The view of the beach in Phuket is wonderful. A vast, wide-open space. Far distant a brilliant blue sky descends to kiss the Andaman Sea, blue on blue. Closer, the beach sits like a skirt on a broad-hipped foreground. It is nearly empty. A few sea birds launch themselves, climbing slowly into the air. It is a scene early travellers to the island would recognise.
As ever, the fall of the wet season rain settles a quiet on the island. But this year is different. There are few cars and even fewer visitors. Business is on hold. For some people life has stepped back to the ways of a previous generation. For many it is hard to scrape by, sustained by the slim hope there will be enough to eat tomorrow.
In July 2021 on the island of Phuket, Thailand, the local economy was devastated by the global pandemic. To remedy the situation the local government trialled what became known as the "Phuket Sandbox." It pioneered a way to open to tourism.
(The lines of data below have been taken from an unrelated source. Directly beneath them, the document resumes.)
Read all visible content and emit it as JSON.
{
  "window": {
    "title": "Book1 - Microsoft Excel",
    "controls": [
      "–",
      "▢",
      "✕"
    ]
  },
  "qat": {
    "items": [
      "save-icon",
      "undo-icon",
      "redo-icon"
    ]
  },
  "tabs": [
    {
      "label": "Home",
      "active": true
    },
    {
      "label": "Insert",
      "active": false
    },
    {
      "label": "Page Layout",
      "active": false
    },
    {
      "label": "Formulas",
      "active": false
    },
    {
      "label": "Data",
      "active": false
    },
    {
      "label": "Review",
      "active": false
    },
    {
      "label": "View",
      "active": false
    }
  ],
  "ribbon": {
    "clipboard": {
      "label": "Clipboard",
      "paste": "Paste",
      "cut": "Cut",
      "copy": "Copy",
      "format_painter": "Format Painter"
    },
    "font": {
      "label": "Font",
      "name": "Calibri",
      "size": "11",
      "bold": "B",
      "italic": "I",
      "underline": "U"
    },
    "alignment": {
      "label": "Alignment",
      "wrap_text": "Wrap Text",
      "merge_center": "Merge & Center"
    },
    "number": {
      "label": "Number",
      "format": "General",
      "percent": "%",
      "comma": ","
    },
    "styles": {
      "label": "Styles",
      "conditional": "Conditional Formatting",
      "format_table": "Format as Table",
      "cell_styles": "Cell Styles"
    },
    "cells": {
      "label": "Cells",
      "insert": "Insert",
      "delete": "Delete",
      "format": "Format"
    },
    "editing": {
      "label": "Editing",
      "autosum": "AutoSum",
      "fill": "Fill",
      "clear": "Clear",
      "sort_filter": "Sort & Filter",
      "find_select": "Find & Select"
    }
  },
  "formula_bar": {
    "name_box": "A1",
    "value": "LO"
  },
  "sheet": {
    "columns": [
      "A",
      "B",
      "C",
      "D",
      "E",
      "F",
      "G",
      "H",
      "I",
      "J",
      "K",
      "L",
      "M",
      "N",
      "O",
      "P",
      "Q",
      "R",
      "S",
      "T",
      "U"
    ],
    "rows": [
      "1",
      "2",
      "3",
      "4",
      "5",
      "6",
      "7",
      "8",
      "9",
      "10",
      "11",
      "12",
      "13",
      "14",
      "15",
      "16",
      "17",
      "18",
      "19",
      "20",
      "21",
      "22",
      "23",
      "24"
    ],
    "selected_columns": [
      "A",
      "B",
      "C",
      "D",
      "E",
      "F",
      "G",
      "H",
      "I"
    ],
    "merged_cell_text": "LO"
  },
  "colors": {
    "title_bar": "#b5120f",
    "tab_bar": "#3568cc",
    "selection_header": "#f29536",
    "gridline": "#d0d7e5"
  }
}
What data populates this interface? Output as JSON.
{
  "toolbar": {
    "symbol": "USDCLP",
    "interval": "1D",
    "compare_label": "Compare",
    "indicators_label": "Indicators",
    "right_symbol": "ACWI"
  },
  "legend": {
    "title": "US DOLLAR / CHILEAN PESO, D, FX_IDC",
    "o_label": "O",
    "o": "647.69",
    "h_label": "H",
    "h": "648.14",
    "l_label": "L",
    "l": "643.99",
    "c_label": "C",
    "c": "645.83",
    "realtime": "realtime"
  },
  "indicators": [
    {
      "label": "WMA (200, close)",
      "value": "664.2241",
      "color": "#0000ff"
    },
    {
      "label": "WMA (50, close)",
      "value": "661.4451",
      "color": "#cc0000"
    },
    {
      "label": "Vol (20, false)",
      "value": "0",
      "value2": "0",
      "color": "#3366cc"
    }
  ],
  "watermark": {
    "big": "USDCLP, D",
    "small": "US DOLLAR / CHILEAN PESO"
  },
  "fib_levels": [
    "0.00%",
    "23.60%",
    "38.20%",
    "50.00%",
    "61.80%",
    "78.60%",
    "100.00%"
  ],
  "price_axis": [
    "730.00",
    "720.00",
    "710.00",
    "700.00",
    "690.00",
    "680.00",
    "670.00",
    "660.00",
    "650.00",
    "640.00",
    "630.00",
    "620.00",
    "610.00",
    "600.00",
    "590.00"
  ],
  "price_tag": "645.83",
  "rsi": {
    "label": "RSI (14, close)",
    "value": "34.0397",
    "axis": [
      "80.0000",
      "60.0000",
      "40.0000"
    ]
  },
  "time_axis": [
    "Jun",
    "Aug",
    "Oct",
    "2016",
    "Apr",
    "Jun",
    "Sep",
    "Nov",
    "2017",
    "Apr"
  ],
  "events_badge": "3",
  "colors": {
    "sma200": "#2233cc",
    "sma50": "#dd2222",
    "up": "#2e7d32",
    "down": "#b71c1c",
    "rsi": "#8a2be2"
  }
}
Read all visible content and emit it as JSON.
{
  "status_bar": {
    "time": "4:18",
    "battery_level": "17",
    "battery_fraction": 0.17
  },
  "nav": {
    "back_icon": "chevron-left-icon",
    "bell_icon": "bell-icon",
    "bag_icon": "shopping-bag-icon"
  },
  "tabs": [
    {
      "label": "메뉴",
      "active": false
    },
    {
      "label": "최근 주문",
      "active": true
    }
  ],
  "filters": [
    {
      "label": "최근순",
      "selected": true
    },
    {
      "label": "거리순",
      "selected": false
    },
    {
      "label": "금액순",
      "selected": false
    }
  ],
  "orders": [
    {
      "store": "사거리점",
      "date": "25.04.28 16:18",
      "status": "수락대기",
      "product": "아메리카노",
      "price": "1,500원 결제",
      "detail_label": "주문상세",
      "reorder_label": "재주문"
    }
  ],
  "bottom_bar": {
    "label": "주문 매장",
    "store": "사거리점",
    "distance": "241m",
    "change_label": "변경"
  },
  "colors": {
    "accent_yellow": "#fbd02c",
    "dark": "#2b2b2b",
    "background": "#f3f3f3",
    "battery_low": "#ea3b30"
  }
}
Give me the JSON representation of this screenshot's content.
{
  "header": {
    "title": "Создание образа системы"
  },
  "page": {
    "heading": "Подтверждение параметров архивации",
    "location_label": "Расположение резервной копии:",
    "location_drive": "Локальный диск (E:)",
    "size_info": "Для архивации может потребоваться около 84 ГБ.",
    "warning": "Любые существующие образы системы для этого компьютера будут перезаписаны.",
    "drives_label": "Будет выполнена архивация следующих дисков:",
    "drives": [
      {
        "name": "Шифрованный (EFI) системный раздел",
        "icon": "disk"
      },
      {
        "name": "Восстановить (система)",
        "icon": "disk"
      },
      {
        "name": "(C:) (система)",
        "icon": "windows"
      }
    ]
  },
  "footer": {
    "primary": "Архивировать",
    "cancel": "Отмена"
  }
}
But what of the people who lived on Phuket? What had conditions been like for more than a year as jobs and incomes disappeared? And what is there to learn from the situation? Who has adapted? Who has been successful? I wanted to find out. So I asked them.